Death of a law student still unsolvedIt focuses on the puzzling issues of the judiciary and the media dealing with the case, as well as the dangers facing Mexican women.
It’s been three weeks since the body of an 18-year-old boy was found on the outskirts of northern Monterrey, but everything from the accident to the murder remains open.
So far, the prosecution only confirmed that Mr. A died after being hit in the head 12 days after he disappeared while attending a party and was found in a motel water tank.
Investigators visited the scene four times before finding the body of a law student.
The office of the Attorney General in the northern province of Nuevo Leon, whose capital is Monterrey, has fired two prosecutors on charges of “error” and “missing” in a case that shocked the country.
“There is a lot of evidence that Devani was murdered,” said her father Mario Escobar, who arranged a private autopsy. He is due to meet with President Andres Manuel Lopez Obrador on Friday.
The night she died, Escobar got into an argument with the driver who got out of the taxi after a party. Her driver took a picture of her standing alone on her side of the road at night.
He denies any involvement in her death.
“It is becoming a media spectacle”
Theories about the teen’s fate have spread through social networks and some media outlets, through videos released or leaked by prosecutors.
The video surveillance footage shows Escobar arguing with a man, leaving the party, and walking alone until he arrives at the motel.
Her brief look through the dining room window is her last living image.
The video has been shown repeatedly on news and talk shows, one of which claimed that a psychic had contact with Escobar in an afterlife.
“It’s becoming a press release,” said Christian Ascencio, a sociologist at the National Autonomous University of Mexico (UNAM).
He said the pressure on prosecutors risks “faking the guilty party.”
This report upset Escobar’s mother, Dolores Bazaldua.
“I’ve been told things like ‘She was a drug addict. She bought vodka’. Unfortunately, she didn’t come here to defend herself.” said Bazaldua.
Andres Vidal, professor of political science at UNAM, said Escobar’s apparently repeated broadcasts of images, including purchases of alcohol, sacrificed her again and meant the media’s ethical decline.
Mexico’s parliament is considering a bill that would make leaking information about victims a crime punishable by up to 10 years in prison.
“Women think the same thing can happen to them.”
Psychosocial support expert Valeria Moscoso sees a pattern in the case of Escobar et al.
“There are repeated risks of indolence, limited investigative powers, criminalization of victims and the risk of impunity,” she said.
According to prosecutors, there have been 56 murders of women in Nuevo Leon this year, 42 of them classified as murders.
As of 2022, about 300 women have been missing from the state, of which 90% have been found alive.
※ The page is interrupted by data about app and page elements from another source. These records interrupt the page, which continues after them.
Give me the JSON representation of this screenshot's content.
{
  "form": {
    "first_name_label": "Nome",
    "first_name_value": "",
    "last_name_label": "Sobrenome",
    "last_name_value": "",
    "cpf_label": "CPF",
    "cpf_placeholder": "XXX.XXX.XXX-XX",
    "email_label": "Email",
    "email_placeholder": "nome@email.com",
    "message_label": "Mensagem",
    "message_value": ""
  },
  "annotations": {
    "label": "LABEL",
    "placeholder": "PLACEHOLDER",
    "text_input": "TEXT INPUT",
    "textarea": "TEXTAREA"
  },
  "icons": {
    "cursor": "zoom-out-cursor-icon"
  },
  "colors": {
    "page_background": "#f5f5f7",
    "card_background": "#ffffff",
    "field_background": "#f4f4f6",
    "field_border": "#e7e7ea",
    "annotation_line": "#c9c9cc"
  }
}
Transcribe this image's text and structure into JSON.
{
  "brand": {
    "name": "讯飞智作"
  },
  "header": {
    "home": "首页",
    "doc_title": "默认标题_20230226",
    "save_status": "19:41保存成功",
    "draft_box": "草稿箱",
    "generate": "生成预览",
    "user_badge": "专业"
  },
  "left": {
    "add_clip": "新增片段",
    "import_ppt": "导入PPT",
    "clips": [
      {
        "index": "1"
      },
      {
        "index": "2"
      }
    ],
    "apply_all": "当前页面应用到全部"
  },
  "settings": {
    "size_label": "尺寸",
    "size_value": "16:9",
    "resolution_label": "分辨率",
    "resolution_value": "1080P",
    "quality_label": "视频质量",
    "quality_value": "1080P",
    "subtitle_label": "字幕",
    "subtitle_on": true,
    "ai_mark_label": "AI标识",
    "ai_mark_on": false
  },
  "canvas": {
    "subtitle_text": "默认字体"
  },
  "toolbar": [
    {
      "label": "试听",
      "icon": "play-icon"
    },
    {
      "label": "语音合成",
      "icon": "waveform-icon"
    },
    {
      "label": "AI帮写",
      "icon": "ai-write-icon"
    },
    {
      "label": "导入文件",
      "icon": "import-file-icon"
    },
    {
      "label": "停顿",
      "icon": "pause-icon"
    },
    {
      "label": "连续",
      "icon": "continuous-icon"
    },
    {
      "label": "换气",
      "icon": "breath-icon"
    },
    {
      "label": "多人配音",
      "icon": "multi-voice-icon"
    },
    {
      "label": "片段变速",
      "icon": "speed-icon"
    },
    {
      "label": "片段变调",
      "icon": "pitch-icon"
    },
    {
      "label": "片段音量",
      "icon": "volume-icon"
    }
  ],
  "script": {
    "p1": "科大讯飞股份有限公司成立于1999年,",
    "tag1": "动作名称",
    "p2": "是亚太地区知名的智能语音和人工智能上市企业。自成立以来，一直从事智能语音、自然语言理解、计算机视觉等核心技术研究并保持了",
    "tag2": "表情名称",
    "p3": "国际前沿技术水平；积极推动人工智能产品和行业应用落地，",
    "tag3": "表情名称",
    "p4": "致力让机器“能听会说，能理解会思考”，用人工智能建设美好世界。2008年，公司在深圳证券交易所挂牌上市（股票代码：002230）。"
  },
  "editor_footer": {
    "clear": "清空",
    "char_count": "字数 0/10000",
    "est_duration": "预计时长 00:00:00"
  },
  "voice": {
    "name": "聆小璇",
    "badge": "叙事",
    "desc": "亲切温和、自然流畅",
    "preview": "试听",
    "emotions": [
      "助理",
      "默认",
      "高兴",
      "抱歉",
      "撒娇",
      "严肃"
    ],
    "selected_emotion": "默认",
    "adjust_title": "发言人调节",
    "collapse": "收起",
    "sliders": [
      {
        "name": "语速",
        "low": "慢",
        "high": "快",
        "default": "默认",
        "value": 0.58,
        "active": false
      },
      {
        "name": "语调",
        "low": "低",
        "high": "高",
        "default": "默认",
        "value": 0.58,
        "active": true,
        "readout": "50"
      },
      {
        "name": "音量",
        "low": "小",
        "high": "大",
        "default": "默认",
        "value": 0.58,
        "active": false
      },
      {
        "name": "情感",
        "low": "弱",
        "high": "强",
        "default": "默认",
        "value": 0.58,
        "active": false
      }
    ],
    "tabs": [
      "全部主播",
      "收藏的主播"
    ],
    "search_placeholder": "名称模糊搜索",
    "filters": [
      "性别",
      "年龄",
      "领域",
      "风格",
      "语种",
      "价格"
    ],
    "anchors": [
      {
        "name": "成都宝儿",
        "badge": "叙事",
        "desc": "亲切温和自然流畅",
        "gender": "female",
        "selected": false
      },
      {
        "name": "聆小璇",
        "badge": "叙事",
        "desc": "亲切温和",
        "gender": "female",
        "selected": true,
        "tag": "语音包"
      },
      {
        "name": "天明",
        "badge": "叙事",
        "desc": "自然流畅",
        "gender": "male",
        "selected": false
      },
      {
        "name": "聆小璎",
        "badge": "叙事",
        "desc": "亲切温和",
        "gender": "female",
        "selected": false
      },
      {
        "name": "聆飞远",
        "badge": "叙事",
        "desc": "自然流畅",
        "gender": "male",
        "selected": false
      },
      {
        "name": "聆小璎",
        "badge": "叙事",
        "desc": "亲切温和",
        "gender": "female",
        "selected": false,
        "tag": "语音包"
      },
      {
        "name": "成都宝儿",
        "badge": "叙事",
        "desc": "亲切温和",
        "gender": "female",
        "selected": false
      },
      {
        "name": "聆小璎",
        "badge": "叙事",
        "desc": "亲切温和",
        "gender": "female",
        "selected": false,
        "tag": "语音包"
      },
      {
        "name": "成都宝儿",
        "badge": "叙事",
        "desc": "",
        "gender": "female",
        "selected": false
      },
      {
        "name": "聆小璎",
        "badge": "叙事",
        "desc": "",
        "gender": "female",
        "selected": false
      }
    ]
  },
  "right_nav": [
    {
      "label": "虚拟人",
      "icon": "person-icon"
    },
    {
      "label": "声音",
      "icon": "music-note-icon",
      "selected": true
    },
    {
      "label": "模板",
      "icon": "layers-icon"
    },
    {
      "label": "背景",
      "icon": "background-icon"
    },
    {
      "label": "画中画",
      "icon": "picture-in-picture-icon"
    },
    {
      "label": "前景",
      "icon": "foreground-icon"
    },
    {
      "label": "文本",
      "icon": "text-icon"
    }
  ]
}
Last month, Nuevo Leon governor Samuel Garcia said he would increase funds and resources to help fight sexual violence.
“We are working very hard to address the cause of this problem, and I will make it clear. To the rapists and the perpetrators of the murder of women, and to all those who have hurt the women of Nuevo Leon, we will find them and punish them. I know. To the extent permitted by law.” Garcia in a Facebook post.
The problem escalates across Mexico, where there were 3,751 murders of women in 2021, most of them still going unpunished.
Nearly 100,000 people have gone missing across the country, mostly since 2006, when troops were deployed to fight drug wars, creating a whirlwind of violence.
Escobar’s death provoked unusually intense media attention in Mexico, where a woman-killing crisis dating back to the 1990s particularly affected poor women, many of whom were murdered by their partners.
Ascencio said the outcry surrounding the incident has led to the killing of women “closer to a more privileged sector of society with more media and political influence, who are considered less likely to experience this violence.”
“I think the same can happen to a lot of women because they go out with their friends or take taxis,” he added.
last month,Passed through downtown and suburbs of Mexico City to protest Escobar’s death.
The marchers shouted “Justice, Justice!” And they put up a banner saying “24,000 people are missing” about the missing woman. Across Mexico, the number of missing persons of all genders has risen to over 100,000.